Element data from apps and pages
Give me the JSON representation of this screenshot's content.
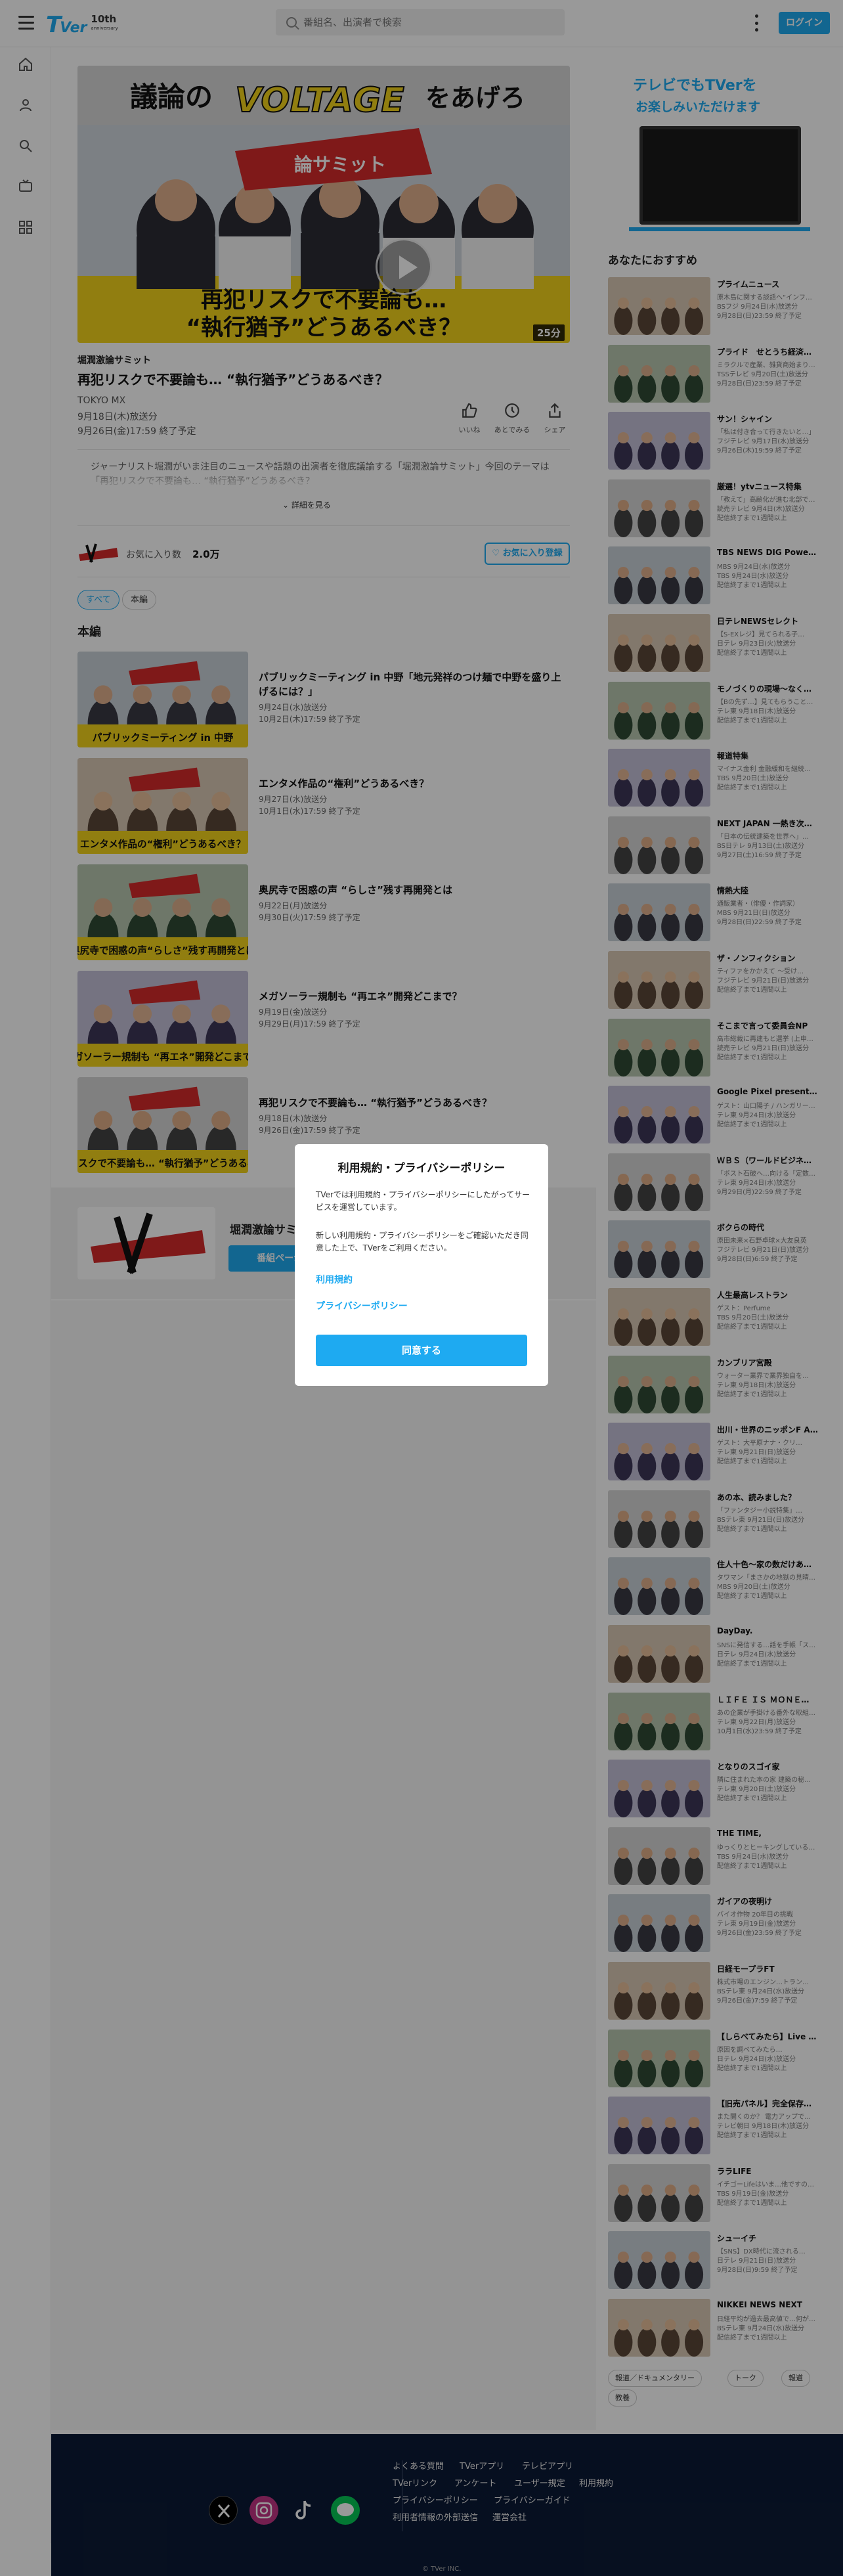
{
  "header": {
    "logo_text_t": "T",
    "logo_text_ver": "Ver",
    "logo_anniv": "10th",
    "logo_anniv_sub": "anniversary",
    "search_placeholder": "番組名、出演者で検索",
    "login_label": "ログイン"
  },
  "colors": {
    "accent": "#1eaaf1",
    "footer_bg": "#0b1a36",
    "overlay": "rgba(0,0,0,0.4)"
  },
  "player": {
    "hero_text_top": "議論の",
    "hero_text_voltage": "VOLTAGE",
    "hero_text_right": "をあげろ",
    "hero_banner": "論サミット",
    "hero_caption_1": "再犯リスクで不要論も…",
    "hero_caption_2": "“執行猶予”どうあるべき？",
    "duration": "25分"
  },
  "episode": {
    "series_name": "堀潤激論サミット",
    "title": "再犯リスクで不要論も… “執行猶予”どうあるべき？",
    "broadcaster": "TOKYO MX",
    "aired": "9月18日(木)放送分",
    "expires": "9月26日(金)17:59 終了予定",
    "description": "ジャーナリスト堀潤がいま注目のニュースや話題の出演者を徹底議論する「堀潤激論サミット」今回のテーマは「再犯リスクで不要論も… “執行猶予”どうあるべき？",
    "more_label": "詳細を見る",
    "actions": [
      {
        "label": "いいね",
        "icon": "thumbs-up-icon"
      },
      {
        "label": "あとでみる",
        "icon": "bookmark-icon"
      },
      {
        "label": "シェア",
        "icon": "share-icon"
      }
    ]
  },
  "favorite": {
    "count_label": "お気に入り数",
    "count": "2.0万",
    "button_label": "♡ お気に入り登録"
  },
  "filters": {
    "all": "すべて",
    "main": "本編"
  },
  "section_title": "本編",
  "episodes": [
    {
      "title": "パブリックミーティング in 中野「地元発祥のつけ麺で中野を盛り上げるには？」",
      "aired": "9月24日(水)放送分",
      "expires": "10月2日(木)17:59 終了予定",
      "thumb_caption": "パブリックミーティング in 中野"
    },
    {
      "title": "エンタメ作品の“権利”どうあるべき？",
      "aired": "9月27日(水)放送分",
      "expires": "10月1日(水)17:59 終了予定",
      "thumb_caption": "エンタメ作品の“権利”どうあるべき？"
    },
    {
      "title": "奥尻寺で困惑の声 “らしさ”残す再開発とは",
      "aired": "9月22日(月)放送分",
      "expires": "9月30日(火)17:59 終了予定",
      "thumb_caption": "奥尻寺で困惑の声“らしさ”残す再開発とは"
    },
    {
      "title": "メガソーラー規制も “再エネ”開発どこまで？",
      "aired": "9月19日(金)放送分",
      "expires": "9月29日(月)17:59 終了予定",
      "thumb_caption": "メガソーラー規制も “再エネ”開発どこまで？"
    },
    {
      "title": "再犯リスクで不要論も… “執行猶予”どうあるべき？",
      "aired": "9月18日(木)放送分",
      "expires": "9月26日(金)17:59 終了予定",
      "thumb_caption": "再犯リスクで不要論も… “執行猶予”どうあるべき？"
    }
  ],
  "series_card": {
    "name": "堀潤激論サミット",
    "button_label": "番組ページへ"
  },
  "sidebar": {
    "banner_line1": "テレビでもTVerを",
    "banner_line2": "お楽しみいただけます",
    "recommend_title": "あなたにおすすめ",
    "recommendations": [
      {
        "title": "プライムニュース",
        "sub1": "原木島に関する談話へ“インフ…",
        "sub2": "BSフジ 9月24日(水)放送分",
        "sub3": "9月28日(日)23:59 終了予定"
      },
      {
        "title": "プライド　せとうち経済の…",
        "sub1": "ミラクルで産業、雑貨商始まり…",
        "sub2": "TSSテレビ 9月20日(土)放送分",
        "sub3": "9月28日(日)23:59 終了予定"
      },
      {
        "title": "サン！シャイン",
        "sub1": "「私は付き合って行きたいと…」",
        "sub2": "フジテレビ 9月17日(水)放送分",
        "sub3": "9月26日(木)19:59 終了予定"
      },
      {
        "title": "厳選！ytvニュース特集",
        "sub1": "「教えて」高齢化が進む北部で…",
        "sub2": "読売テレビ 9月4日(木)放送分",
        "sub3": "配信終了まで1週間以上"
      },
      {
        "title": "TBS NEWS DIG Power...",
        "sub1": "MBS 9月24日(水)放送分",
        "sub2": "TBS 9月24日(水)放送分",
        "sub3": "配信終了まで1週間以上"
      },
      {
        "title": "日テレNEWSセレクト",
        "sub1": "【S-EXレジ】見てられる子…",
        "sub2": "日テレ 9月23日(火)放送分",
        "sub3": "配信終了まで1週間以上"
      },
      {
        "title": "モノづくりの現場〜なくし…",
        "sub1": "【Bの先ず…】見てもらうこと…",
        "sub2": "テレ東 9月18日(木)放送分",
        "sub3": "配信終了まで1週間以上"
      },
      {
        "title": "報道特集",
        "sub1": "マイナス金利 金融緩和を継続…",
        "sub2": "TBS 9月20日(土)放送分",
        "sub3": "配信終了まで1週間以上"
      },
      {
        "title": "NEXT JAPAN 一熱き次…",
        "sub1": "「日本の伝統建築を世界へ」…",
        "sub2": "BS日テレ 9月13日(土)放送分",
        "sub3": "9月27日(土)16:59 終了予定"
      },
      {
        "title": "情熱大陸",
        "sub1": "通販業者・（俳優・作詞家）",
        "sub2": "MBS 9月21日(日)放送分",
        "sub3": "9月28日(日)22:59 終了予定"
      },
      {
        "title": "ザ・ノンフィクション",
        "sub1": "ティファをかかえて 〜受け…",
        "sub2": "フジテレビ 9月21日(日)放送分",
        "sub3": "配信終了まで1週間以上"
      },
      {
        "title": "そこまで言って委員会NP",
        "sub1": "高市総裁に再建もと選挙 (上申…",
        "sub2": "読売テレビ 9月21日(日)放送分",
        "sub3": "配信終了まで1週間以上"
      },
      {
        "title": "Google Pixel presents...",
        "sub1": "ゲスト：山口陽子 / ハンガリー…",
        "sub2": "テレ東 9月24日(水)放送分",
        "sub3": "配信終了まで1週間以上"
      },
      {
        "title": "ＷＢＳ（ワールドビジネス…",
        "sub1": "「ボスト石破ヘ…向ける「定数…",
        "sub2": "テレ東 9月24日(水)放送分",
        "sub3": "9月29日(月)22:59 終了予定"
      },
      {
        "title": "ボクらの時代",
        "sub1": "原田未来×石野卓球×大友良英",
        "sub2": "フジテレビ 9月21日(日)放送分",
        "sub3": "9月28日(日)6:59 終了予定"
      },
      {
        "title": "人生最高レストラン",
        "sub1": "ゲスト：Perfume",
        "sub2": "TBS 9月20日(土)放送分",
        "sub3": "配信終了まで1週間以上"
      },
      {
        "title": "カンブリア宮殿",
        "sub1": "ウォーター業界で業界独自を…",
        "sub2": "テレ東 9月18日(木)放送分",
        "sub3": "配信終了まで1週間以上"
      },
      {
        "title": "出川・世界のニッポンF A...",
        "sub1": "ゲスト：大平原ナナ・クリ…",
        "sub2": "テレ東 9月21日(日)放送分",
        "sub3": "配信終了まで1週間以上"
      },
      {
        "title": "あの本、読みました？",
        "sub1": "「ファンタジー小説特集」…",
        "sub2": "BSテレ東 9月21日(日)放送分",
        "sub3": "配信終了まで1週間以上"
      },
      {
        "title": "住人十色〜家の数だけある…",
        "sub1": "タワマン「まさかの地獄の見晴…",
        "sub2": "MBS 9月20日(土)放送分",
        "sub3": "配信終了まで1週間以上"
      },
      {
        "title": "DayDay.",
        "sub1": "SNSに発信する…話を手帳「ス…",
        "sub2": "日テレ 9月24日(水)放送分",
        "sub3": "配信終了まで1週間以上"
      },
      {
        "title": "ＬＩＦＥ ＩＳ ＭＯＮＥ…",
        "sub1": "あの企業が手掛ける番外な取組…",
        "sub2": "テレ東 9月22日(月)放送分",
        "sub3": "10月1日(水)23:59 終了予定"
      },
      {
        "title": "となりのスゴイ家",
        "sub1": "隣に住まれた本の家 建築の秘…",
        "sub2": "テレ東 9月20日(土)放送分",
        "sub3": "配信終了まで1週間以上"
      },
      {
        "title": "THE TIME,",
        "sub1": "ゆっくりとヒーキングしている…",
        "sub2": "TBS 9月24日(水)放送分",
        "sub3": "配信終了まで1週間以上"
      },
      {
        "title": "ガイアの夜明け",
        "sub1": "バイオ作物 20年目の挑戦",
        "sub2": "テレ東 9月19日(金)放送分",
        "sub3": "9月26日(金)23:59 終了予定"
      },
      {
        "title": "日経モープラFT",
        "sub1": "株式市場のエンジン…トラン…",
        "sub2": "BSテレ東 9月24日(水)放送分",
        "sub3": "9月26日(金)7:59 終了予定"
      },
      {
        "title": "【しらべてみたら】Live …",
        "sub1": "原因を調べてみたら…",
        "sub2": "日テレ 9月24日(水)放送分",
        "sub3": "配信終了まで1週間以上"
      },
      {
        "title": "【旧売パネル】完全保存…毛…",
        "sub1": "また開くのか？ 電力アップで…",
        "sub2": "テレビ朝日 9月18日(木)放送分",
        "sub3": "配信終了まで1週間以上"
      },
      {
        "title": "ララLIFE",
        "sub1": "イチゴーLifeはいま…他ですの…",
        "sub2": "TBS 9月19日(金)放送分",
        "sub3": "配信終了まで1週間以上"
      },
      {
        "title": "シューイチ",
        "sub1": "【SNS】DX時代に流される…",
        "sub2": "日テレ 9月21日(日)放送分",
        "sub3": "9月28日(日)9:59 終了予定"
      },
      {
        "title": "NIKKEI NEWS NEXT",
        "sub1": "日経平均が過去最高値で…何が…",
        "sub2": "BSテレ東 9月24日(水)放送分",
        "sub3": "配信終了まで1週間以上"
      }
    ],
    "tags": [
      "報道／ドキュメンタリー",
      "トーク",
      "報道",
      "教養"
    ]
  },
  "footer": {
    "links": [
      "よくある質問",
      "TVerアプリ",
      "テレビアプリ",
      "TVerリンク",
      "アンケート",
      "ユーザー規定",
      "利用規約",
      "プライバシーポリシー",
      "プライバシーガイド",
      "利用者情報の外部送信",
      "運営会社"
    ],
    "copyright": "© TVer INC."
  },
  "modal": {
    "title": "利用規約・プライバシーポリシー",
    "text1": "TVerでは利用規約・プライバシーポリシーにしたがってサービスを運営しています。",
    "text2": "新しい利用規約・プライバシーポリシーをご確認いただき同意した上で、TVerをご利用ください。",
    "link_terms": "利用規約",
    "link_privacy": "プライバシーポリシー",
    "agree_label": "同意する"
  }
}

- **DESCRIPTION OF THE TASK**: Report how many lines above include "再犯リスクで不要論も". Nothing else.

- **ANSWER AREA**: 5